After an attempt to divide us into work groups, which quickly dissipated into chaos, we headed to the field. Our tasks:
preparing beds for seeding...
transplanting cool weather crops...
ditch digging (guess who did this?)...
building a compost bed...
Have you ever seen a Jerusalem artichoke? Stay tuned for a recipe using these funky tubers.
I can honestly say that working in a field with strangers makes you instant friends. (Except for the farmer wanna-be who was still raking the same three feet of earth after I had dug an entire trench down the field.

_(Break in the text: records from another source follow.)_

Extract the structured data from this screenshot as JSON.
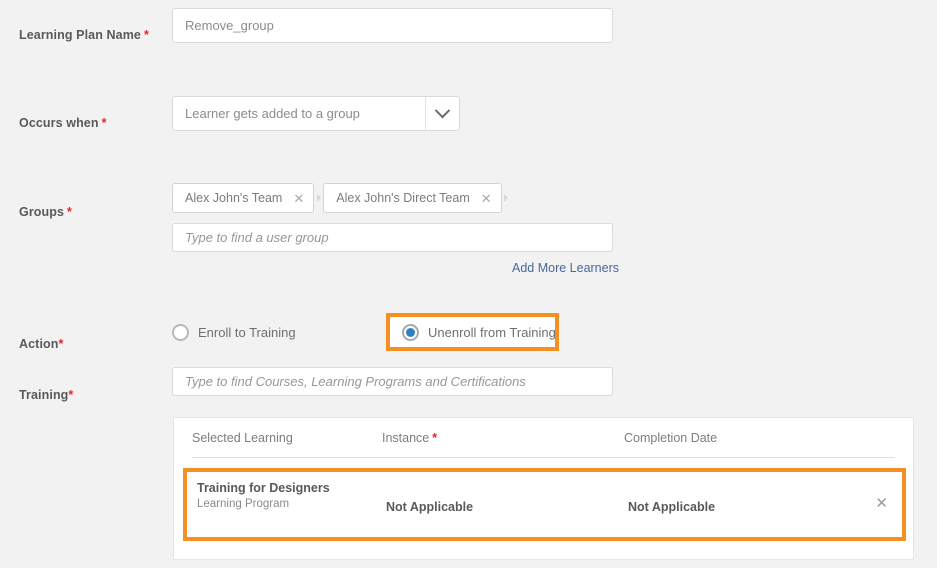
{
  "colors": {
    "page_background": "#f2f2f2",
    "highlight_orange": "#f49122",
    "required_red": "#e8232a",
    "link_blue": "#47689e",
    "radio_selected_blue": "#2f7fc1",
    "label_gray": "#58595b"
  },
  "form": {
    "learning_plan_name": {
      "label": "Learning Plan Name",
      "required_marker": "*",
      "value": "Remove_group",
      "placeholder": "Remove_group"
    },
    "occurs_when": {
      "label": "Occurs when",
      "required_marker": "*",
      "selected_option": "Learner gets added to a group",
      "dropdown_icon": "chevron-down-icon"
    },
    "groups": {
      "label": "Groups",
      "required_marker": "*",
      "chips": [
        {
          "label": "Alex John's Team",
          "remove_icon": "close-icon"
        },
        {
          "label": "Alex John's Direct Team",
          "remove_icon": "close-icon"
        }
      ],
      "search_placeholder": "Type to find a user group",
      "add_more_link": "Add More Learners"
    },
    "action": {
      "label": "Action",
      "required_marker": "*",
      "options": [
        {
          "label": "Enroll to Training",
          "selected": false,
          "highlighted": false
        },
        {
          "label": "Unenroll from Training",
          "selected": true,
          "highlighted": true
        }
      ]
    },
    "training": {
      "label": "Training",
      "required_marker": "*",
      "search_placeholder": "Type to find Courses, Learning Programs and Certifications"
    }
  },
  "training_table": {
    "columns": [
      {
        "label": "Selected Learning",
        "required_marker": ""
      },
      {
        "label": "Instance",
        "required_marker": "*"
      },
      {
        "label": "Completion Date",
        "required_marker": ""
      }
    ],
    "rows": [
      {
        "title": "Training for Designers",
        "subtitle": "Learning Program",
        "instance": "Not Applicable",
        "completion_date": "Not Applicable",
        "remove_icon": "close-icon",
        "highlighted": true
      }
    ]
  }
}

Really, he needs to rethink his career path.)
After rounding up my girl from the swing, we cleaned up a bit and headed inside for a gourmet organic lunch, prepared by Chef Heather Kalka.
Have you noticed that I'm fixated with food recently? Maybe it's because we're in the midst of harvest season. Or maybe it's because there's just so much good food and I have no willpower.
Anyway, I'm not a vegetarian, but if I had Chef Heather to cook for me—I could be. Amazingly delicious, healthy treats—delicious eggplant spread, scrumptious gnocchi, adorable blueberry tarts...mmmm.
Yes. Just bread. And water.
It was a jailbird diet.
After lunch, Kristen disappeared with the dog—and newly found cat—while we toured the farm. Chris showed us the acres of asparagus, a recently constructed greenhouse, the irrigation system, and my favorite—his experimental woodland garden.
The woodland garden was fascinating, particularly since our property is forested. Kiwis, blueberries, pawpaws, herbs...it was amazing to see what Chris grows in the forest, with only dappled sunlight.
My next venture? Mushrooms. And blueberry bushes throughout our forest.
As Chris wrapped up the tour in the area devoted to a native plants nursery, I heard a strange squeak and saw Kristen racing toward the black cat, Rosemary. As we watched, my darling daughter pried a baby field mouse out of the cat's mouth.
The rest of my farmer buddies now understood I was telling the truth about my daughter.
And her animal obsession.
Well, perhaps she's not going to be a farmer.
But maybe she's more like Half-Pint than I thought.
* 1 pound sunchokes (Jerusalem artichokes)
* An oven-to-table baking dish
* Butter for smearing and dotting the baking dish
* Black pepper, ground fresh from the mill
* 1/4 cup freshly grated Parmigiano-Reggiano cheese
Preheat the oven to 400 degrees Fahrenheit.
Peel the sunchokes and drop them in salted, boiling water. Cook until tender. Drain and cool. Cut into 1/2-inch slices.
Smear the bottom of a baking dish with butter, then place the sunchoke slices in it, arranging them so they overlap slightly. Sprinkle with salt, pepper, and the grated Parmesan, dot with butter and place the dish on the uppermost rack of the preheated oven. Bake until a light golden crust begins to form on top. Allow to settle for a few minutes out of the oven before serving.
Yield: 4 servings